▸ **Exercise objective**
Below are records; count the lines in them that hold "screenshot" and give only the count.

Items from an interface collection

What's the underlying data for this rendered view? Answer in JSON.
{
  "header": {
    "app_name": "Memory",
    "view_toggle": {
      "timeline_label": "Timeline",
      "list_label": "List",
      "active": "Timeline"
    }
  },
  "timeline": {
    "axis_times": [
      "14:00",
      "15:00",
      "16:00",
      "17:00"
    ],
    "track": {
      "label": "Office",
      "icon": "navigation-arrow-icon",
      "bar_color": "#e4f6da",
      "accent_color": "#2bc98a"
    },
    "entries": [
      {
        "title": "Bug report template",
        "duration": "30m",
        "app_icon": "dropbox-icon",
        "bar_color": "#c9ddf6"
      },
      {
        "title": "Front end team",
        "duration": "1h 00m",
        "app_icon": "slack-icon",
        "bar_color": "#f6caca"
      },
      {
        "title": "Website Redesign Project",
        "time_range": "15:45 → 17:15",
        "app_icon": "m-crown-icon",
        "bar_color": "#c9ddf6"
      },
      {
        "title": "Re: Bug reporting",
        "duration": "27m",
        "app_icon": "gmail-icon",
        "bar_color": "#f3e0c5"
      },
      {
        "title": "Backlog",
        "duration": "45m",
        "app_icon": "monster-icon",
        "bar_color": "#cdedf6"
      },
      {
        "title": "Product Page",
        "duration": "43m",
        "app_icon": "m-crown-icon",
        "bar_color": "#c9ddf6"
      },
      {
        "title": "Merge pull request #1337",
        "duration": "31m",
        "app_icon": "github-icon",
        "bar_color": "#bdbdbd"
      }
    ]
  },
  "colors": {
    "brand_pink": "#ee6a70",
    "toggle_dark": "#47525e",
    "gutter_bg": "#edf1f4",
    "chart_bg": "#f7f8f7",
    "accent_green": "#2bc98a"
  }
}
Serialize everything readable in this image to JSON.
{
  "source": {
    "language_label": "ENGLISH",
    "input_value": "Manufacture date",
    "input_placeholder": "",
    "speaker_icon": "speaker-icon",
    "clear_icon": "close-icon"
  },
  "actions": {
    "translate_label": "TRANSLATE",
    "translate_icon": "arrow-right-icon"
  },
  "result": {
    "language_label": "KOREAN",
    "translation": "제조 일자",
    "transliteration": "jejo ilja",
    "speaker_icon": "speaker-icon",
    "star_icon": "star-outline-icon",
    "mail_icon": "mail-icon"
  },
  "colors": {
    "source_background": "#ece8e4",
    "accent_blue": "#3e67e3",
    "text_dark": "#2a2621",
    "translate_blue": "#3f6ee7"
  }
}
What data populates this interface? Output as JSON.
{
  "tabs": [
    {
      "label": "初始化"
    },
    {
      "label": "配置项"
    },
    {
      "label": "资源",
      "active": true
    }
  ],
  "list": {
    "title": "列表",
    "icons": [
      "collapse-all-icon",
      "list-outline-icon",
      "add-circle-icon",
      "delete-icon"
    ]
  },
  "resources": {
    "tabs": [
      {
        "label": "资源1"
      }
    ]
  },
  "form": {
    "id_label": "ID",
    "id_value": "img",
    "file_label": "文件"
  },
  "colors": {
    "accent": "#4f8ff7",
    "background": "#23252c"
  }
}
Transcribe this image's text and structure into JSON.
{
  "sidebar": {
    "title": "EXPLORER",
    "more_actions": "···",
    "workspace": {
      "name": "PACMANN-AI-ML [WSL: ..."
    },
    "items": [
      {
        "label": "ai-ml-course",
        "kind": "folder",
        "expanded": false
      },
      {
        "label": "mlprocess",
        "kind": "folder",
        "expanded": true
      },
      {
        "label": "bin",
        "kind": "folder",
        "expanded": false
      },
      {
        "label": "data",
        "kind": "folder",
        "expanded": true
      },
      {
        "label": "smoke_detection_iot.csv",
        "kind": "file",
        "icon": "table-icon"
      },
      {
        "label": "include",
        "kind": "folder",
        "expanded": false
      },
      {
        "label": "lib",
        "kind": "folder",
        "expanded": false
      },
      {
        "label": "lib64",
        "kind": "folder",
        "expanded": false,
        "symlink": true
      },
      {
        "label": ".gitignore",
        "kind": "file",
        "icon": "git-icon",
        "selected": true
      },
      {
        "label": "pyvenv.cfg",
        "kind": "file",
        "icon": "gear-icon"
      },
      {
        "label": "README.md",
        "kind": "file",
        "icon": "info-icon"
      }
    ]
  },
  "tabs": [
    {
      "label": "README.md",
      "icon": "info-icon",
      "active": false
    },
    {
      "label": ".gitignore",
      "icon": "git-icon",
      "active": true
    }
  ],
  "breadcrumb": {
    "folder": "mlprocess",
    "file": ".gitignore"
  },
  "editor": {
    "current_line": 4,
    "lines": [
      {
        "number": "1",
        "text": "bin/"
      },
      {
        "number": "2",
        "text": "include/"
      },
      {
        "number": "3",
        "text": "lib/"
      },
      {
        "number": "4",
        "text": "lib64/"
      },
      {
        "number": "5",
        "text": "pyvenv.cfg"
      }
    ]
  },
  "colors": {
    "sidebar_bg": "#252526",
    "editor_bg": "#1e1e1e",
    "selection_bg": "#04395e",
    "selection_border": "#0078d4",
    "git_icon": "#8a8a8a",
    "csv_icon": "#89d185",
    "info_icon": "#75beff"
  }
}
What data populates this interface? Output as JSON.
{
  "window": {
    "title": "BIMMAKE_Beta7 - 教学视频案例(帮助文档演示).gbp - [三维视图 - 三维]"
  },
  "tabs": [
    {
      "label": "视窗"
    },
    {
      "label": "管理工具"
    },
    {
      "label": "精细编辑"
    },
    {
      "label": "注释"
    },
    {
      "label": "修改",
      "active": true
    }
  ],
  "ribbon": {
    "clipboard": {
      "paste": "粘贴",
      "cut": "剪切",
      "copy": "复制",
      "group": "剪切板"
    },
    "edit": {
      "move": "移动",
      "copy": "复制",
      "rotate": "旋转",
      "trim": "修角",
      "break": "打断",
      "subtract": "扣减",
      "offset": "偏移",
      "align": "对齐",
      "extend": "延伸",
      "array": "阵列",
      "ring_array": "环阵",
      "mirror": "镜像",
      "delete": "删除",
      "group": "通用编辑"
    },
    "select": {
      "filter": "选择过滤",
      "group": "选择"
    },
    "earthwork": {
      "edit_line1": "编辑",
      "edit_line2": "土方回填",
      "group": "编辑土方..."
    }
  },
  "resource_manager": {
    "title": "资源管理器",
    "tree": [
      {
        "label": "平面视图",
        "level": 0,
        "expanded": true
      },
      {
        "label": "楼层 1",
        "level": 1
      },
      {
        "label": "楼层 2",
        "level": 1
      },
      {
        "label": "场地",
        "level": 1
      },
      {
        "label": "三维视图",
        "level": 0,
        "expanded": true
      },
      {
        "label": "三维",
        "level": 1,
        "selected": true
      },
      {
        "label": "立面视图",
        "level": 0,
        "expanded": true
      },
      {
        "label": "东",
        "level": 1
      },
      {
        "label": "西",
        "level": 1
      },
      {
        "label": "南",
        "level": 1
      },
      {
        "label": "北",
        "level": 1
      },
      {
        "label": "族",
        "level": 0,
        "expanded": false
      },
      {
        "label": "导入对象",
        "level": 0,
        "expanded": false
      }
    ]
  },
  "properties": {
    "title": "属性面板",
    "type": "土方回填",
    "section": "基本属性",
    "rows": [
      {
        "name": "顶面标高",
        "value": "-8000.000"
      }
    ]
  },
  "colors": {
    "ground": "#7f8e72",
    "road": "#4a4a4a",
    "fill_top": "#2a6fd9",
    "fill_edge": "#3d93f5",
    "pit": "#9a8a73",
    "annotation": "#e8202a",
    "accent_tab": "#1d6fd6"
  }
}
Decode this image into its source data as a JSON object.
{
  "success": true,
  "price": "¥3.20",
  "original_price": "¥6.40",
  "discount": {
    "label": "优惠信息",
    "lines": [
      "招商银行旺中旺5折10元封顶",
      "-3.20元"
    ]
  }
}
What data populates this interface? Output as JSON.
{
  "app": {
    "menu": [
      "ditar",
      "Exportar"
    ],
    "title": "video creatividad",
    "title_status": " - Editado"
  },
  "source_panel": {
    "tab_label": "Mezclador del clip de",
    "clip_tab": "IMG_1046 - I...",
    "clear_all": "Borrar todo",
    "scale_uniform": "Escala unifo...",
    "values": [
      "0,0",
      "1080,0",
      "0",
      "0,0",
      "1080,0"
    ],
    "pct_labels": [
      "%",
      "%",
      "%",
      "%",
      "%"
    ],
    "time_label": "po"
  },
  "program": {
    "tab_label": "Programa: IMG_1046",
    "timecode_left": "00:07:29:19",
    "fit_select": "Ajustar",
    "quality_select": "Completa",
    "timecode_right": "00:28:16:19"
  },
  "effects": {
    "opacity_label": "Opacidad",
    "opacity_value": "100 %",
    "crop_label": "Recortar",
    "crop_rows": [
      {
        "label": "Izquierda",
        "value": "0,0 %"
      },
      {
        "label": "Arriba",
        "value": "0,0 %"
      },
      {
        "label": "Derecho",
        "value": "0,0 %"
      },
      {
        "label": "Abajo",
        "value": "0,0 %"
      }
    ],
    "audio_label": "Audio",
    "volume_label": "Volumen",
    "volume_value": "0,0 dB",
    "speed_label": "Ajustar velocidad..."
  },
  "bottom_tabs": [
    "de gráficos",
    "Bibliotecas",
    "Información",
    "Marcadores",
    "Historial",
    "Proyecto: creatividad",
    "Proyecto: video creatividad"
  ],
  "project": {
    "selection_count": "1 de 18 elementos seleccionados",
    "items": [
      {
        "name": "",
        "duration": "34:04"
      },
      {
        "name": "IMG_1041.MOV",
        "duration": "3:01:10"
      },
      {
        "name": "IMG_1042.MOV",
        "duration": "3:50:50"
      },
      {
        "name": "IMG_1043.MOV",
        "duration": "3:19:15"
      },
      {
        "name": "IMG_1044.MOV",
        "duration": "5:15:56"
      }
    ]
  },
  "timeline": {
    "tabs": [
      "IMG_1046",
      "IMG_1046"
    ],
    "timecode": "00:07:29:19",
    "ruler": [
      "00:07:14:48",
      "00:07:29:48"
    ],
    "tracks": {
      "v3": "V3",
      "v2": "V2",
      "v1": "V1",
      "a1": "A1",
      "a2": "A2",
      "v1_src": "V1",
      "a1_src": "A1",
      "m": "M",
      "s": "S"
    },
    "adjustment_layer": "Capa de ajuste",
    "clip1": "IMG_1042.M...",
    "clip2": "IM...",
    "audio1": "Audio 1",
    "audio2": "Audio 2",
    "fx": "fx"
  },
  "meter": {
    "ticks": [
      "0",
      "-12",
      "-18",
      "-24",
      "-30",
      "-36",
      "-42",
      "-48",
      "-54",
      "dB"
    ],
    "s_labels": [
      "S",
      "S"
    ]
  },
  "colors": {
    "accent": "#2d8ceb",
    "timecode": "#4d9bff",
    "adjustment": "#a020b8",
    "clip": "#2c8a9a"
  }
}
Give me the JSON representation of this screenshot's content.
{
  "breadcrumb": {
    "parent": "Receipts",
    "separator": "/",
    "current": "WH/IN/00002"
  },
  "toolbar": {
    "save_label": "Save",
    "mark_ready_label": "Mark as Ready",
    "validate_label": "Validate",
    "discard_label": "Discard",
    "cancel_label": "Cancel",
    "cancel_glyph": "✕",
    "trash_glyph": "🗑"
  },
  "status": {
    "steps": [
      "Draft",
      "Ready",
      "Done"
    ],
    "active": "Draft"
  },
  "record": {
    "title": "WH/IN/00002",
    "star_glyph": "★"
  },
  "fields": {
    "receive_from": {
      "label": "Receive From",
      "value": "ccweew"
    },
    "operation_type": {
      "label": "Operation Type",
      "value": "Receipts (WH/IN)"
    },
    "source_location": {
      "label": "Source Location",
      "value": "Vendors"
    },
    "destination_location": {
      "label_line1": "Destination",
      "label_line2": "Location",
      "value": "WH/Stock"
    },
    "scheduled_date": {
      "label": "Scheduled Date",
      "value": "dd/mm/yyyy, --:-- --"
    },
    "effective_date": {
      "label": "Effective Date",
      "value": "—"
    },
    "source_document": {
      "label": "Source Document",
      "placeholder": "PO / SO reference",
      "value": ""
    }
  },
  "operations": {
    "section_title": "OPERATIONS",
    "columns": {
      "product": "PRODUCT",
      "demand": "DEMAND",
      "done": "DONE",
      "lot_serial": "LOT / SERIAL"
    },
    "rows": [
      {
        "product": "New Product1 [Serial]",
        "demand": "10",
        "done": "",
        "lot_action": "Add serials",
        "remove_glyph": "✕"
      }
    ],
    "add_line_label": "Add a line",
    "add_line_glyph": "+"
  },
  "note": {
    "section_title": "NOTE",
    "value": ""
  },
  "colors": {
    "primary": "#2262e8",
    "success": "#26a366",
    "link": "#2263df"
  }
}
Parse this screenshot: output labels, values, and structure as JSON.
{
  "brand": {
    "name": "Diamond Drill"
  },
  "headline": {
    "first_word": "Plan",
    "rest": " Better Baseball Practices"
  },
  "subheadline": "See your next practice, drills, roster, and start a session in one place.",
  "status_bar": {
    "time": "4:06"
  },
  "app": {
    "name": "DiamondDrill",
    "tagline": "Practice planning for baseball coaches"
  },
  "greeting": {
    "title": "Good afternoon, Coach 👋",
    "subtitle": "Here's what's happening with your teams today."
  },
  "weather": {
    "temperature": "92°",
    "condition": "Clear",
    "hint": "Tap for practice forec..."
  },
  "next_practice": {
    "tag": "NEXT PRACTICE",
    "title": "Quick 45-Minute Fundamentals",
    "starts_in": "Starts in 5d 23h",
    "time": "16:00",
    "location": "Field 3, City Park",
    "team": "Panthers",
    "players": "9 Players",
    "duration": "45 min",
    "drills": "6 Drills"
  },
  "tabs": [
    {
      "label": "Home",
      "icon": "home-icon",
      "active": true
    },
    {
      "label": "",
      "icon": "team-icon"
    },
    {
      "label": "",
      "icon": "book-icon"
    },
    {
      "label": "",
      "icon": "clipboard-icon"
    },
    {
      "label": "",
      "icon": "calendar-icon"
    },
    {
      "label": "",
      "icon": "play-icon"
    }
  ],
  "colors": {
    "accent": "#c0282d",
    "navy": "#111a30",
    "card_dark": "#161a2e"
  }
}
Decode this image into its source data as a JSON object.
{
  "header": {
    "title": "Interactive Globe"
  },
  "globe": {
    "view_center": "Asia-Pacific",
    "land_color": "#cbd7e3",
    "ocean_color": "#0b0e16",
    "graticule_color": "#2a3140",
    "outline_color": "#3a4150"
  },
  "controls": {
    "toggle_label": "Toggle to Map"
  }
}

▸ **Output below**
2